At Journey, we are concerned about anything that affects relationships. Research indicates that almost half of all families in the U.S. reported that pornography is a problem in their home. Furthermore, porn can be associated with lowered sexual satisfaction and commitment, along with an increase in negative communication and infidelity among couples.
This is similar to what I’ve seen in my practice. Couples who come into counseling where pornography is an issue often describe a lack of physical and emotional intimacy. Why is this?
Many women consider porn use by their partners to be a type of infidelity. Porn typically encourages a photo or video induced fantasy relationship by which the person is sexually aroused rather than by their partner. It is like an extramarital relationship, except that the fantasy relationship can be even more threatening because the fantasy partner always says and does what you want them to, they are usually without blemish, never have a headache, and are always in the mood.
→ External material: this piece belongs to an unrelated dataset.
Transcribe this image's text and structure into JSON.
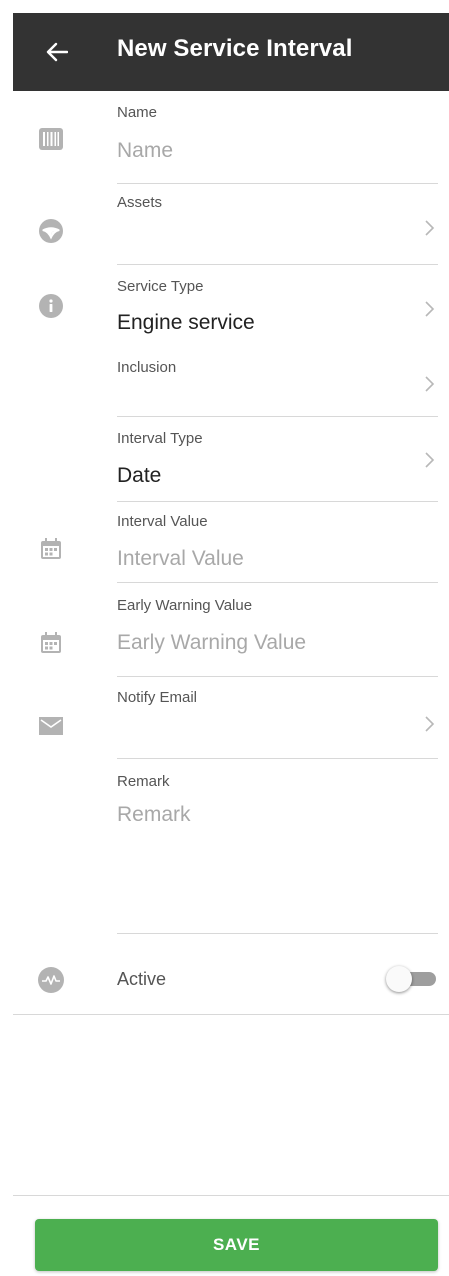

How can any real person compete with that?
Women whose husbands or boyfriends look at pornography often report poor body image, concerned that he is comparing her to those perfect younger bodies. Women also complain of loneliness, a lack of communication, and little or no intimacy (physical or emotional). They often wonder, “Why am I not enough?”
Sometimes I hear women state that their partner pressures them to reenact what he has seen on porn videos, leaving them feeling “humiliated” or “dirty” afterwards. This is especially true when the photos or videos portray violence and/or abuse.
The reality is, porn hurts. It doesn’t just affect the person who is using it, but it also affects the individual who they are in a relationship with.
So what can be done? We encourage you to do your own research. If you are in a committed relationship where porn is involved, have a heart-to-heart discussion about how it affects each of you. When it comes to sexuality in a marriage, both people need to feel secure and comfortable in order for intimacy to grow.
If you are someone who struggles with the negative aspects of porn in your life, reach out. There are likely professionals in your area who can help, look online, call a hotline, or find a therapist, but don’t try to go through this alone.
Terry Carlson, RN CADC LMHC